- **PROBLEM**
Repeat all of the data precisely.

- **DATA FOR ANALYSIS**
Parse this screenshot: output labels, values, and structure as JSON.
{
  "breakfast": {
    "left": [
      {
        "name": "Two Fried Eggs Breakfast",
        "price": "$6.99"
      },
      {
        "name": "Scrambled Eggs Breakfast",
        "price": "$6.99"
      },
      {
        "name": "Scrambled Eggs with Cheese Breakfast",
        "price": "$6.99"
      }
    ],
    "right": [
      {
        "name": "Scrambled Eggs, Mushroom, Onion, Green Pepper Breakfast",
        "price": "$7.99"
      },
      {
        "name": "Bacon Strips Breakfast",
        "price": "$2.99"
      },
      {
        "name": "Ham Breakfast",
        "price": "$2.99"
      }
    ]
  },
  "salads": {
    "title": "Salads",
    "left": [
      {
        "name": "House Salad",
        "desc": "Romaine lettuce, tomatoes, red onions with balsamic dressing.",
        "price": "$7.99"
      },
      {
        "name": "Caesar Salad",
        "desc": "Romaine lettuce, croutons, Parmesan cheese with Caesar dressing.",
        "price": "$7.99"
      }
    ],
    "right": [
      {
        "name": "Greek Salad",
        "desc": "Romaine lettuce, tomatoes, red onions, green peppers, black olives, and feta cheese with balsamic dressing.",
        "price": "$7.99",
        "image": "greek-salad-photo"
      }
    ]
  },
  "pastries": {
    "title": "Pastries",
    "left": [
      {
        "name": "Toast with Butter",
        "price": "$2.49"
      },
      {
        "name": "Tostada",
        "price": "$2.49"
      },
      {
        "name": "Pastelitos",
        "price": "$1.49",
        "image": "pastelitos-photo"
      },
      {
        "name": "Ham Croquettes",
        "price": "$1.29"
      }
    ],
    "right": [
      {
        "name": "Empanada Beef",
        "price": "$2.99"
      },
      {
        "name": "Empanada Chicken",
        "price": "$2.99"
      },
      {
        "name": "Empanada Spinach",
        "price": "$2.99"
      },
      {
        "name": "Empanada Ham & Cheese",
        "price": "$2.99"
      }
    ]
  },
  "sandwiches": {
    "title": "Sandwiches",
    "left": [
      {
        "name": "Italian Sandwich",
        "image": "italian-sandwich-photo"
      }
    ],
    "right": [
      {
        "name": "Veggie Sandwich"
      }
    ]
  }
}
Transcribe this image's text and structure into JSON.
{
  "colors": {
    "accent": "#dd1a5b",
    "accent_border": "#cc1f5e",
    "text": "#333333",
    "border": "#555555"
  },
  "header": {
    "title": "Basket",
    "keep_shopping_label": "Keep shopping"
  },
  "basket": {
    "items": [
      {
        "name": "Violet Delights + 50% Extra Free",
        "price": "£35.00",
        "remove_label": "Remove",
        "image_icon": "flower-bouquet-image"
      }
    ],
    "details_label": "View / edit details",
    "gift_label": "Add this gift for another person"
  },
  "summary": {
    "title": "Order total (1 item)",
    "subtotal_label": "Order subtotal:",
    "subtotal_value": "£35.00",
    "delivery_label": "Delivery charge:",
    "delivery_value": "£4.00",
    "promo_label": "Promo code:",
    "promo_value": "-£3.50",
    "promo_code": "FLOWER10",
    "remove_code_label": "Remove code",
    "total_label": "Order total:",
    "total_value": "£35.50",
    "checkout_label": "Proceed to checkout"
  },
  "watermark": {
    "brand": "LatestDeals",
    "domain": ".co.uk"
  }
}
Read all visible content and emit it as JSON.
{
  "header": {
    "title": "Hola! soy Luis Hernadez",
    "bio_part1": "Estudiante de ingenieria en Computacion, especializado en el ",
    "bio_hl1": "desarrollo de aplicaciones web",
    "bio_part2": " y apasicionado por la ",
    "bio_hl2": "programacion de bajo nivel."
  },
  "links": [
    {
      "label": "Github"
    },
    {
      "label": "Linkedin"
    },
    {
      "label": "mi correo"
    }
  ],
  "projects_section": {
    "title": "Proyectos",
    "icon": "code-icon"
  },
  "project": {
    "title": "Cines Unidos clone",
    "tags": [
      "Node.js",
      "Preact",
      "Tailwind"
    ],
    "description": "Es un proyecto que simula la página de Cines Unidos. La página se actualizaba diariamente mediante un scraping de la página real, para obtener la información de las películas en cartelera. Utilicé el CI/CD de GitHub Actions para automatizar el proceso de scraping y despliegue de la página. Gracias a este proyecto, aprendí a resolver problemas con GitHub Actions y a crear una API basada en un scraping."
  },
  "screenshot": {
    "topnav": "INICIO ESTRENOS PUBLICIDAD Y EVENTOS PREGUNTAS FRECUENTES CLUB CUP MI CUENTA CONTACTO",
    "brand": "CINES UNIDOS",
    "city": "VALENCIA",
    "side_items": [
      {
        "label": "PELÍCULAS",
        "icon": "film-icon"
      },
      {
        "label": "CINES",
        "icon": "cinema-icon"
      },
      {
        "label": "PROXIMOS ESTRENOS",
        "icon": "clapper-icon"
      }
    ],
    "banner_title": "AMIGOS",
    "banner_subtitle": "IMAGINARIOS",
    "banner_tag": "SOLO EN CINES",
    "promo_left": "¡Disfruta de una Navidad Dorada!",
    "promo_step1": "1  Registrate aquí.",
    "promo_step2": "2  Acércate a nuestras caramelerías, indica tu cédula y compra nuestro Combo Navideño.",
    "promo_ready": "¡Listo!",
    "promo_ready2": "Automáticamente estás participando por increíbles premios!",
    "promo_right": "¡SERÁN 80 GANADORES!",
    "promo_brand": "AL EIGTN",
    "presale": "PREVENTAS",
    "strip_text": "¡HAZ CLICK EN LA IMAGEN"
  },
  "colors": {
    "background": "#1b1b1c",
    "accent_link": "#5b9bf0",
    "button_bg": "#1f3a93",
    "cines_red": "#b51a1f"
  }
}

- **RESULT OF THE TASK**
Parse this screenshot: output labels, values, and structure as JSON.
{
  "breakfast": {
    "left": [
      {
        "name": "Two Fried Eggs Breakfast",
        "price": "$6.99"
      },
      {
        "name": "Scrambled Eggs Breakfast",
        "price": "$6.99"
      },
      {
        "name": "Scrambled Eggs with Cheese Breakfast",
        "price": "$6.99"
      }
    ],
    "right": [
      {
        "name": "Scrambled Eggs, Mushroom, Onion, Green Pepper Breakfast",
        "price": "$7.99"
      },
      {
        "name": "Bacon Strips Breakfast",
        "price": "$2.99"
      },
      {
        "name": "Ham Breakfast",
        "price": "$2.99"
      }
    ]
  },
  "salads": {
    "title": "Salads",
    "left": [
      {
        "name": "House Salad",
        "desc": "Romaine lettuce, tomatoes, red onions with balsamic dressing.",
        "price": "$7.99"
      },
      {
        "name": "Caesar Salad",
        "desc": "Romaine lettuce, croutons, Parmesan cheese with Caesar dressing.",
        "price": "$7.99"
      }
    ],
    "right": [
      {
        "name": "Greek Salad",
        "desc": "Romaine lettuce, tomatoes, red onions, green peppers, black olives, and feta cheese with balsamic dressing.",
        "price": "$7.99",
        "image": "greek-salad-photo"
      }
    ]
  },
  "pastries": {
    "title": "Pastries",
    "left": [
      {
        "name": "Toast with Butter",
        "price": "$2.49"
      },
      {
        "name": "Tostada",
        "price": "$2.49"
      },
      {
        "name": "Pastelitos",
        "price": "$1.49",
        "image": "pastelitos-photo"
      },
      {
        "name": "Ham Croquettes",
        "price": "$1.29"
      }
    ],
    "right": [
      {
        "name": "Empanada Beef",
        "price": "$2.99"
      },
      {
        "name": "Empanada Chicken",
        "price": "$2.99"
      },
      {
        "name": "Empanada Spinach",
        "price": "$2.99"
      },
      {
        "name": "Empanada Ham & Cheese",
        "price": "$2.99"
      }
    ]
  },
  "sandwiches": {
    "title": "Sandwiches",
    "left": [
      {
        "name": "Italian Sandwich",
        "image": "italian-sandwich-photo"
      }
    ],
    "right": [
      {
        "name": "Veggie Sandwich"
      }
    ]
  }
}
Transcribe this image's text and structure into JSON.
{
  "colors": {
    "accent": "#dd1a5b",
    "accent_border": "#cc1f5e",
    "text": "#333333",
    "border": "#555555"
  },
  "header": {
    "title": "Basket",
    "keep_shopping_label": "Keep shopping"
  },
  "basket": {
    "items": [
      {
        "name": "Violet Delights + 50% Extra Free",
        "price": "£35.00",
        "remove_label": "Remove",
        "image_icon": "flower-bouquet-image"
      }
    ],
    "details_label": "View / edit details",
    "gift_label": "Add this gift for another person"
  },
  "summary": {
    "title": "Order total (1 item)",
    "subtotal_label": "Order subtotal:",
    "subtotal_value": "£35.00",
    "delivery_label": "Delivery charge:",
    "delivery_value": "£4.00",
    "promo_label": "Promo code:",
    "promo_value": "-£3.50",
    "promo_code": "FLOWER10",
    "remove_code_label": "Remove code",
    "total_label": "Order total:",
    "total_value": "£35.50",
    "checkout_label": "Proceed to checkout"
  },
  "watermark": {
    "brand": "LatestDeals",
    "domain": ".co.uk"
  }
}
Read all visible content and emit it as JSON.
{
  "header": {
    "title": "Hola! soy Luis Hernadez",
    "bio_part1": "Estudiante de ingenieria en Computacion, especializado en el ",
    "bio_hl1": "desarrollo de aplicaciones web",
    "bio_part2": " y apasicionado por la ",
    "bio_hl2": "programacion de bajo nivel."
  },
  "links": [
    {
      "label": "Github"
    },
    {
      "label": "Linkedin"
    },
    {
      "label": "mi correo"
    }
  ],
  "projects_section": {
    "title": "Proyectos",
    "icon": "code-icon"
  },
  "project": {
    "title": "Cines Unidos clone",
    "tags": [
      "Node.js",
      "Preact",
      "Tailwind"
    ],
    "description": "Es un proyecto que simula la página de Cines Unidos. La página se actualizaba diariamente mediante un scraping de la página real, para obtener la información de las películas en cartelera. Utilicé el CI/CD de GitHub Actions para automatizar el proceso de scraping y despliegue de la página. Gracias a este proyecto, aprendí a resolver problemas con GitHub Actions y a crear una API basada en un scraping."
  },
  "screenshot": {
    "topnav": "INICIO ESTRENOS PUBLICIDAD Y EVENTOS PREGUNTAS FRECUENTES CLUB CUP MI CUENTA CONTACTO",
    "brand": "CINES UNIDOS",
    "city": "VALENCIA",
    "side_items": [
      {
        "label": "PELÍCULAS",
        "icon": "film-icon"
      },
      {
        "label": "CINES",
        "icon": "cinema-icon"
      },
      {
        "label": "PROXIMOS ESTRENOS",
        "icon": "clapper-icon"
      }
    ],
    "banner_title": "AMIGOS",
    "banner_subtitle": "IMAGINARIOS",
    "banner_tag": "SOLO EN CINES",
    "promo_left": "¡Disfruta de una Navidad Dorada!",
    "promo_step1": "1  Registrate aquí.",
    "promo_step2": "2  Acércate a nuestras caramelerías, indica tu cédula y compra nuestro Combo Navideño.",
    "promo_ready": "¡Listo!",
    "promo_ready2": "Automáticamente estás participando por increíbles premios!",
    "promo_right": "¡SERÁN 80 GANADORES!",
    "promo_brand": "AL EIGTN",
    "presale": "PREVENTAS",
    "strip_text": "¡HAZ CLICK EN LA IMAGEN"
  },
  "colors": {
    "background": "#1b1b1c",
    "accent_link": "#5b9bf0",
    "button_bg": "#1f3a93",
    "cines_red": "#b51a1f"
  }
}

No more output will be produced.